I’ve been so immersed in the past this month, frantically writing away on a new book, that I completely failed to notice the death of Tam Paton, the former manager of the Bay City Rollers.
Now, I know few people had good words to say about Tam – particularly those musicians who he managed – but I always had a bit of a soft spot for him. He was a very visible media presence when I was young, and a couple of years back I spoke with him for the book Cult Rock Posters 1972-1982, that I did with Roger Crimlis.

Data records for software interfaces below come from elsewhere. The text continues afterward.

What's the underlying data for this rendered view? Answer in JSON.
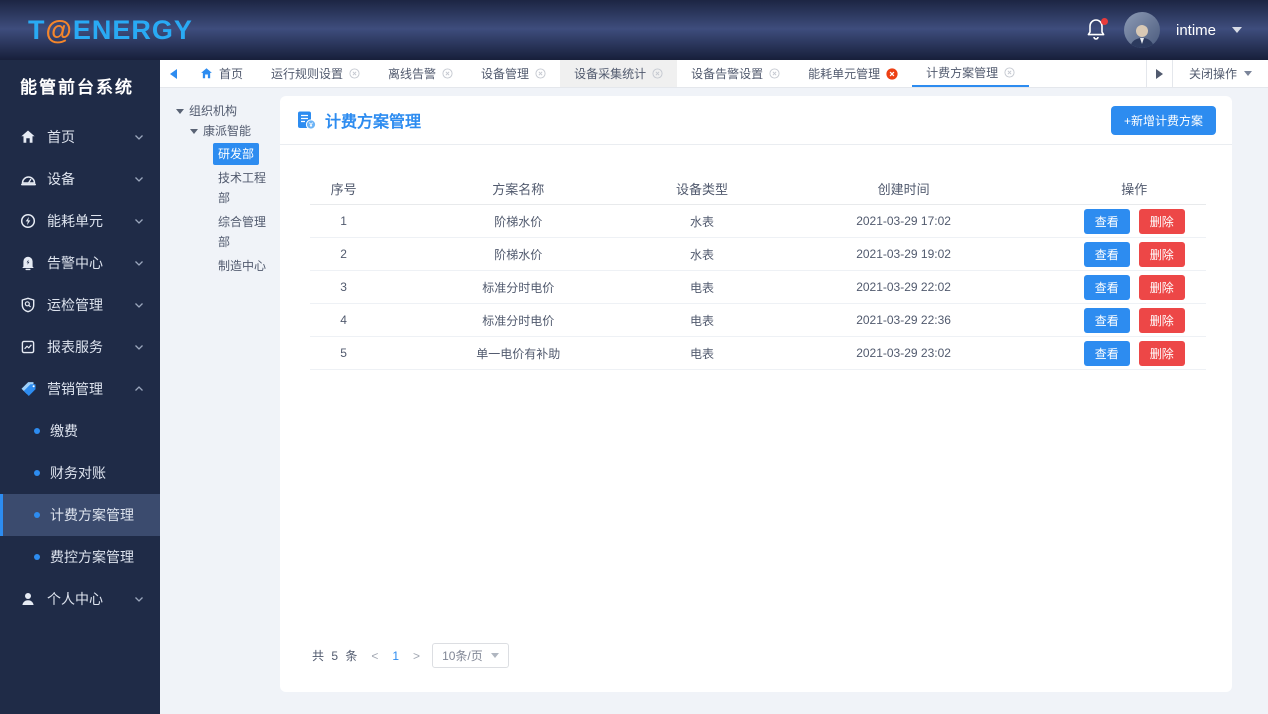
{
  "colors": {
    "primary": "#2d8cf0",
    "danger": "#ed4747",
    "topbar_logo": "#29aaf4",
    "logo_at": "#f5862b",
    "sidebar_bg": "#1f2b47"
  },
  "topbar": {
    "logo_t": "T",
    "logo_at": "@",
    "logo_rest": "ENERGY",
    "user_name": "intime"
  },
  "sidebar": {
    "title": "能管前台系统",
    "items": [
      {
        "label": "首页",
        "icon": "home-icon"
      },
      {
        "label": "设备",
        "icon": "device-icon"
      },
      {
        "label": "能耗单元",
        "icon": "energy-unit-icon"
      },
      {
        "label": "告警中心",
        "icon": "alarm-center-icon"
      },
      {
        "label": "运检管理",
        "icon": "inspection-icon"
      },
      {
        "label": "报表服务",
        "icon": "report-icon"
      },
      {
        "label": "营销管理",
        "icon": "marketing-icon",
        "expanded": true
      }
    ],
    "submenu": {
      "items": [
        {
          "label": "缴费"
        },
        {
          "label": "财务对账"
        },
        {
          "label": "计费方案管理",
          "selected": true
        },
        {
          "label": "费控方案管理"
        }
      ]
    },
    "bottom_item": {
      "label": "个人中心",
      "icon": "user-icon"
    }
  },
  "tabbar": {
    "tabs": [
      {
        "label": "首页",
        "closable": false,
        "home": true
      },
      {
        "label": "运行规则设置"
      },
      {
        "label": "离线告警"
      },
      {
        "label": "设备管理"
      },
      {
        "label": "设备采集统计",
        "grey": true
      },
      {
        "label": "设备告警设置"
      },
      {
        "label": "能耗单元管理",
        "close_style": "red"
      },
      {
        "label": "计费方案管理",
        "active": true
      }
    ],
    "close_ops_label": "关闭操作"
  },
  "tree": {
    "root": "组织机构",
    "company": "康派智能",
    "departments": [
      "研发部",
      "技术工程部",
      "综合管理部",
      "制造中心"
    ],
    "selected": "研发部"
  },
  "main": {
    "title": "计费方案管理",
    "add_button": "+新增计费方案",
    "table": {
      "headers": [
        "序号",
        "方案名称",
        "设备类型",
        "创建时间",
        "操作"
      ],
      "rows": [
        {
          "no": "1",
          "name": "阶梯水价",
          "type": "水表",
          "time": "2021-03-29  17:02"
        },
        {
          "no": "2",
          "name": "阶梯水价",
          "type": "水表",
          "time": "2021-03-29  19:02"
        },
        {
          "no": "3",
          "name": "标准分时电价",
          "type": "电表",
          "time": "2021-03-29  22:02"
        },
        {
          "no": "4",
          "name": "标准分时电价",
          "type": "电表",
          "time": "2021-03-29  22:36"
        },
        {
          "no": "5",
          "name": "单一电价有补助",
          "type": "电表",
          "time": "2021-03-29  23:02"
        }
      ],
      "view_label": "查看",
      "delete_label": "删除"
    },
    "pagination": {
      "total": "共 5 条",
      "prev": "<",
      "current_page": "1",
      "next": ">",
      "page_size": "10条/页"
    }
  }
}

What impressed me most was his commitment to keeping total control over the image of his charges: ‘I had to control it,’ he said, ‘because I was aware that all I had was an image.’ So he would destroy all the discarded negatives from a photo session to ensure that only approved shots could be published. And, he said, he monitored everything: ‘I used to keep in control of the fan club at the same time. We used to ask who their favourite Roller was, and when I found any member of the Rollers was falling behind big-style, I would then concentrate on them, getting them press, photographing them, trying to push them ahead.’
He was never given as much credit as he deserved for his ability to manipulate the media.
It all ended in scandal, of course. And in the courts.
Which reminds me that I met Jonathan King this week. Another fascinating man from the neglected side of rock and roll history – the missing link between Larry Parnes and Malcolm McLaren.
He’s written and filmed a rock opera about the trumped-up charges he faced and the outrageously long sentence he received, a copy of which he was kind enough to give me. Titled Vile Pervert, it’s available for viewing on his website and it has some good stuff in there, including the wonderful Johnny Reggae, as well as new songs – There’s Nothing Wrong with Buggering Boys is a particular gem.